## Activity
Please print every record below exactly as it appears.

━━━

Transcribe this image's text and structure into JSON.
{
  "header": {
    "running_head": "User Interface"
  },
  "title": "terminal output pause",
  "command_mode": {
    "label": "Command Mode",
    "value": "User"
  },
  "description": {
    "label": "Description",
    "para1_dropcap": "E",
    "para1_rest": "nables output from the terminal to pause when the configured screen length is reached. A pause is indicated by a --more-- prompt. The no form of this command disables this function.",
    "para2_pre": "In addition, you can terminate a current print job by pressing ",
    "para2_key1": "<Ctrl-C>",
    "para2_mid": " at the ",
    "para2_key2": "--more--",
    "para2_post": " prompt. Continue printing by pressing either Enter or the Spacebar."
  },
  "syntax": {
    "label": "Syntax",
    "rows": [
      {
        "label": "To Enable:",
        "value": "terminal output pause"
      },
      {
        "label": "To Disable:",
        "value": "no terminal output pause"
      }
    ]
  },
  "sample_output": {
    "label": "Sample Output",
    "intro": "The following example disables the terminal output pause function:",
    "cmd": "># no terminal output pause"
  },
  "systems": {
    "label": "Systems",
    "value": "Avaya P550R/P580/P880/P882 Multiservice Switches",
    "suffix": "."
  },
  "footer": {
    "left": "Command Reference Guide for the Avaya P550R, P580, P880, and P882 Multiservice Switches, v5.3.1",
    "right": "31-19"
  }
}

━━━

## Output of the task
Transcribe this image's text and structure into JSON.
{
  "header": {
    "running_head": "User Interface"
  },
  "title": "terminal output pause",
  "command_mode": {
    "label": "Command Mode",
    "value": "User"
  },
  "description": {
    "label": "Description",
    "para1_dropcap": "E",
    "para1_rest": "nables output from the terminal to pause when the configured screen length is reached. A pause is indicated by a --more-- prompt. The no form of this command disables this function.",
    "para2_pre": "In addition, you can terminate a current print job by pressing ",
    "para2_key1": "<Ctrl-C>",
    "para2_mid": " at the ",
    "para2_key2": "--more--",
    "para2_post": " prompt. Continue printing by pressing either Enter or the Spacebar."
  },
  "syntax": {
    "label": "Syntax",
    "rows": [
      {
        "label": "To Enable:",
        "value": "terminal output pause"
      },
      {
        "label": "To Disable:",
        "value": "no terminal output pause"
      }
    ]
  },
  "sample_output": {
    "label": "Sample Output",
    "intro": "The following example disables the terminal output pause function:",
    "cmd": "># no terminal output pause"
  },
  "systems": {
    "label": "Systems",
    "value": "Avaya P550R/P580/P880/P882 Multiservice Switches",
    "suffix": "."
  },
  "footer": {
    "left": "Command Reference Guide for the Avaya P550R, P580, P880, and P882 Multiservice Switches, v5.3.1",
    "right": "31-19"
  }
}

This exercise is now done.